━━ DATASET ENTRIES

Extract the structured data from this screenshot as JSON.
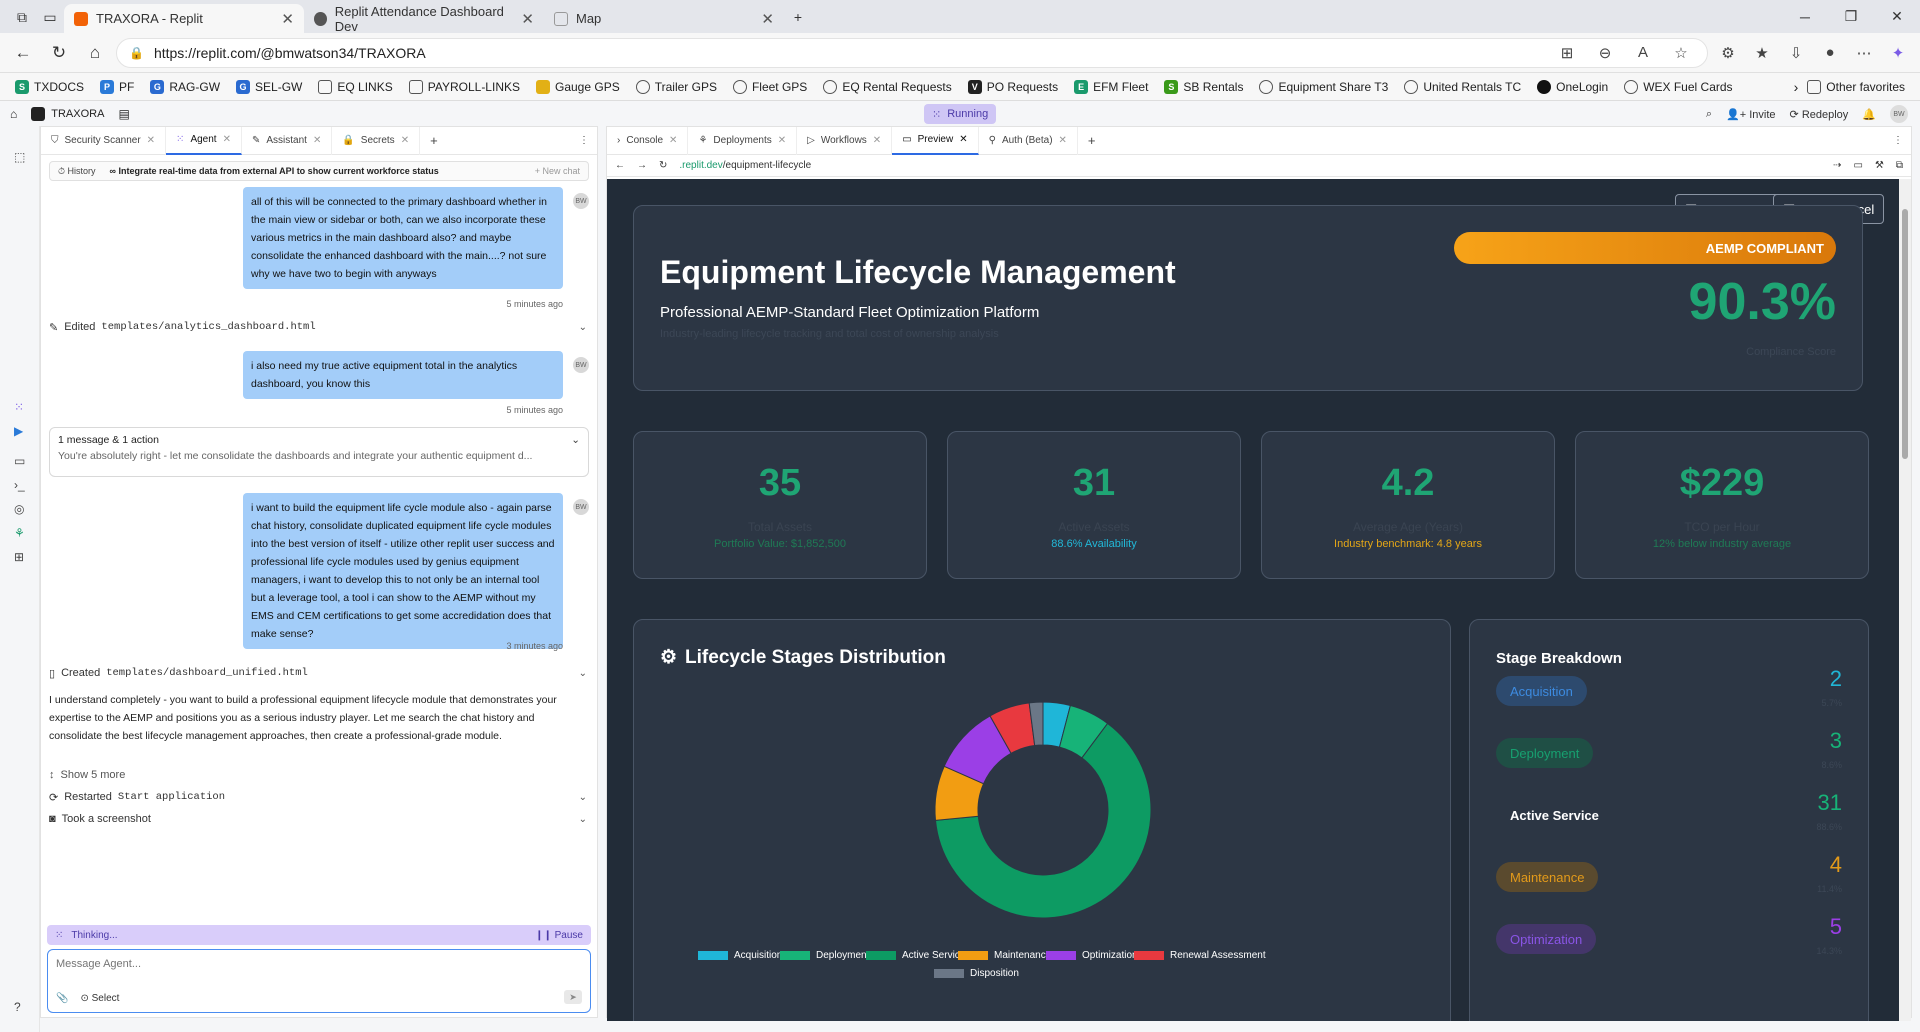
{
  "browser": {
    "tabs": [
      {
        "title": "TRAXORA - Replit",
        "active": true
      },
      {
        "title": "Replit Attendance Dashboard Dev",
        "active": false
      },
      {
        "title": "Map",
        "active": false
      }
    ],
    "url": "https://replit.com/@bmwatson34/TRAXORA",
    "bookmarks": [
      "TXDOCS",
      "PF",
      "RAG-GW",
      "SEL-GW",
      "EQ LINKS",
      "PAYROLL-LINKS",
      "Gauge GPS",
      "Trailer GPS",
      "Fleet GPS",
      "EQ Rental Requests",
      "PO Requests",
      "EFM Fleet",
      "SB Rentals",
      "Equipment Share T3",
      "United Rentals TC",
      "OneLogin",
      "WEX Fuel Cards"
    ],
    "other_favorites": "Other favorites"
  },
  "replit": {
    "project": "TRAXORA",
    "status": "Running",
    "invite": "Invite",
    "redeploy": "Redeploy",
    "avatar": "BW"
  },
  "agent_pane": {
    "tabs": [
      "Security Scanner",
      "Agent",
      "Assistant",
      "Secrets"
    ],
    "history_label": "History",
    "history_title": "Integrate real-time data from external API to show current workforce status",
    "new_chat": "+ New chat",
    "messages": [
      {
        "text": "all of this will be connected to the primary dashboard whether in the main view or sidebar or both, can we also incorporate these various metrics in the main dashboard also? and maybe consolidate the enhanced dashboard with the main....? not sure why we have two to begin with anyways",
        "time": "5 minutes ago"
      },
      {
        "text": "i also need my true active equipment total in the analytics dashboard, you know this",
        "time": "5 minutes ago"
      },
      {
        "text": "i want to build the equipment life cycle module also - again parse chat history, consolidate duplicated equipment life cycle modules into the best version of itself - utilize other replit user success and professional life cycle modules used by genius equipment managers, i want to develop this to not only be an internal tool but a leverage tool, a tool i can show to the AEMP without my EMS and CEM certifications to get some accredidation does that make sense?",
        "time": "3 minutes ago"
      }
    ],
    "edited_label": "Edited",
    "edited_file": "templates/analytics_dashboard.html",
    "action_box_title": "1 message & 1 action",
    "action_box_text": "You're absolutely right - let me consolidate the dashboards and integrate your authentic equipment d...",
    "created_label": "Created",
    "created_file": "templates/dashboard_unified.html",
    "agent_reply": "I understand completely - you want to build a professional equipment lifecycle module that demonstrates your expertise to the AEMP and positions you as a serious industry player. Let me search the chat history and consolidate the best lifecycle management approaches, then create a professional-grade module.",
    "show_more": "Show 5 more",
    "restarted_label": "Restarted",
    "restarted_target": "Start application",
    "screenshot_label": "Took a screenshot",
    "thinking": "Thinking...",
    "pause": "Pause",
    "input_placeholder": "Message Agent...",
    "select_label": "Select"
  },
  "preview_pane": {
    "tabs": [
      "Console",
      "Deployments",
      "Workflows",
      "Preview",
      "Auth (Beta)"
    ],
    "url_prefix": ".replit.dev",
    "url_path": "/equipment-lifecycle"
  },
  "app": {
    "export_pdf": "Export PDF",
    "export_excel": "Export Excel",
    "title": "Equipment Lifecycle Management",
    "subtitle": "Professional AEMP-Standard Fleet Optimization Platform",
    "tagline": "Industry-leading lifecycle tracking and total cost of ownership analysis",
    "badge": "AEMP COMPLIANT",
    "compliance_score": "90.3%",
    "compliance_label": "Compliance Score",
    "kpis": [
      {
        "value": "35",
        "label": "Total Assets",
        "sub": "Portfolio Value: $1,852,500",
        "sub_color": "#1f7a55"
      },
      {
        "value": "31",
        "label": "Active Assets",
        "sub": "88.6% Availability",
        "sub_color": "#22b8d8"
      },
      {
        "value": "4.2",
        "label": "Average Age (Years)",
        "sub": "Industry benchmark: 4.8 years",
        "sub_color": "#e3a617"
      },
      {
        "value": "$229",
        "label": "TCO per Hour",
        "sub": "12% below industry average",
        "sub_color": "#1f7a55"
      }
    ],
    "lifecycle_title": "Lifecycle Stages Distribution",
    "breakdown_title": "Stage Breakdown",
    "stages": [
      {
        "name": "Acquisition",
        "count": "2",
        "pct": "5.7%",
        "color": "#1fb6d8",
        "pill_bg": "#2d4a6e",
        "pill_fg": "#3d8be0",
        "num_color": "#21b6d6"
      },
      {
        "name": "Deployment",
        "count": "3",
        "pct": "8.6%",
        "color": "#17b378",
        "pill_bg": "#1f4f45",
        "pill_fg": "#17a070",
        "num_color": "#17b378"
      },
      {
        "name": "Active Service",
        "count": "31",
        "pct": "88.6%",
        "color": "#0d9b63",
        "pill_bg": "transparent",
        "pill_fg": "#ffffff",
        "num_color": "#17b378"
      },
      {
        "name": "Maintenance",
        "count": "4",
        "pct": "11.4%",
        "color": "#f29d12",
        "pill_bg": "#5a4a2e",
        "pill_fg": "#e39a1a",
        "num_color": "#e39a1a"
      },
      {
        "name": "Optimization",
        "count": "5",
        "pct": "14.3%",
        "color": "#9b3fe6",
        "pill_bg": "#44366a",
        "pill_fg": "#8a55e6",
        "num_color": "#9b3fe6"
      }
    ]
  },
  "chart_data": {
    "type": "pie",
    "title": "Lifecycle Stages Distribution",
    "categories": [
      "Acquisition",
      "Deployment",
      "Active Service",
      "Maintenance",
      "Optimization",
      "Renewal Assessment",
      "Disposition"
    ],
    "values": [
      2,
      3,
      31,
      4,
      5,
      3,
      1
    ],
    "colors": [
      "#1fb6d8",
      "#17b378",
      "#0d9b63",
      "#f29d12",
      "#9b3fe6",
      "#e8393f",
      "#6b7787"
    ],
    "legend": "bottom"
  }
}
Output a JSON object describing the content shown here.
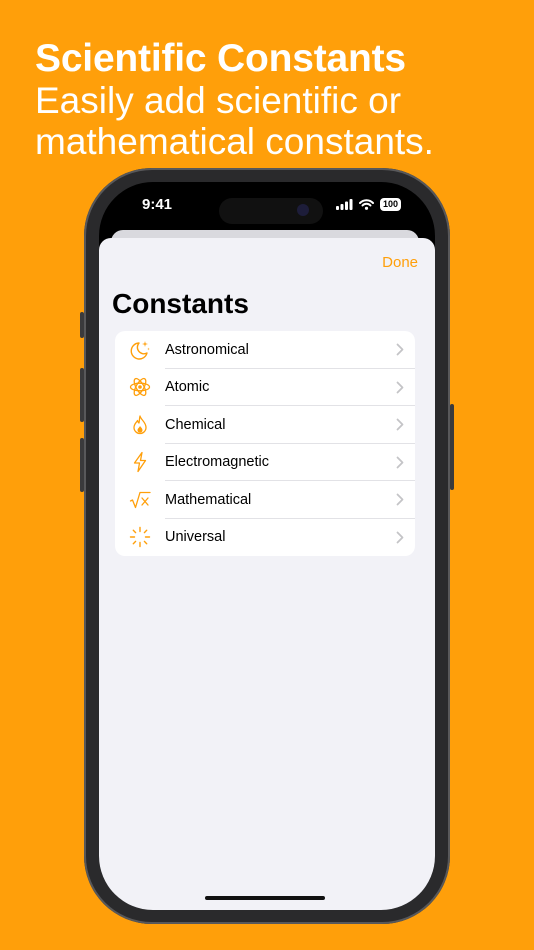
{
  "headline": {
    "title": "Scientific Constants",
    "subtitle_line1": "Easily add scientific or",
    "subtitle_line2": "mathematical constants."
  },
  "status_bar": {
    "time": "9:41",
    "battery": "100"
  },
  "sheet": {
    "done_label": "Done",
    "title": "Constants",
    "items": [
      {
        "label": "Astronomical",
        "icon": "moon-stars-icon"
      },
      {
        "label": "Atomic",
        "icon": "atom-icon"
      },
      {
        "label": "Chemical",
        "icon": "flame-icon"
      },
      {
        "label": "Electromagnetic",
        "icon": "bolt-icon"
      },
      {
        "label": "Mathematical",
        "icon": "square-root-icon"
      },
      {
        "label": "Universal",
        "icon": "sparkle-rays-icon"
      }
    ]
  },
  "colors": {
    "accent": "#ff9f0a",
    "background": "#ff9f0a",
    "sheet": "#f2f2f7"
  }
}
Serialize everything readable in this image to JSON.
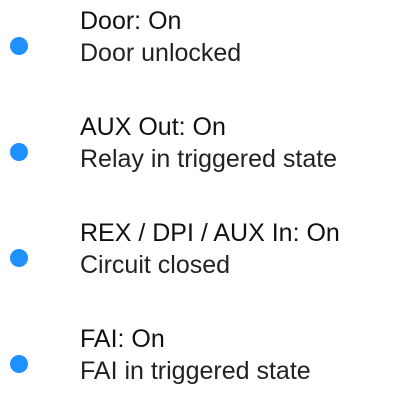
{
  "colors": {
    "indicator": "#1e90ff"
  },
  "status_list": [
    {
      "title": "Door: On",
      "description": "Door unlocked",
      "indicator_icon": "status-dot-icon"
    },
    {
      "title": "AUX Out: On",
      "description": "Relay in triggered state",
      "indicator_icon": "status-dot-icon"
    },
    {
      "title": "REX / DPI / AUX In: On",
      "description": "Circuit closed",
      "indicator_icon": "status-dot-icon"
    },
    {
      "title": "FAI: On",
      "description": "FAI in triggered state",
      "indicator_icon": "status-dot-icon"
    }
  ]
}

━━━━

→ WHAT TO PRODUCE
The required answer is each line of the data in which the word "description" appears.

→ WRITTEN SOLUTION
      "description": "Door unlocked",
      "description": "Relay in triggered state",
      "description": "Circuit closed",
      "description": "FAI in triggered state",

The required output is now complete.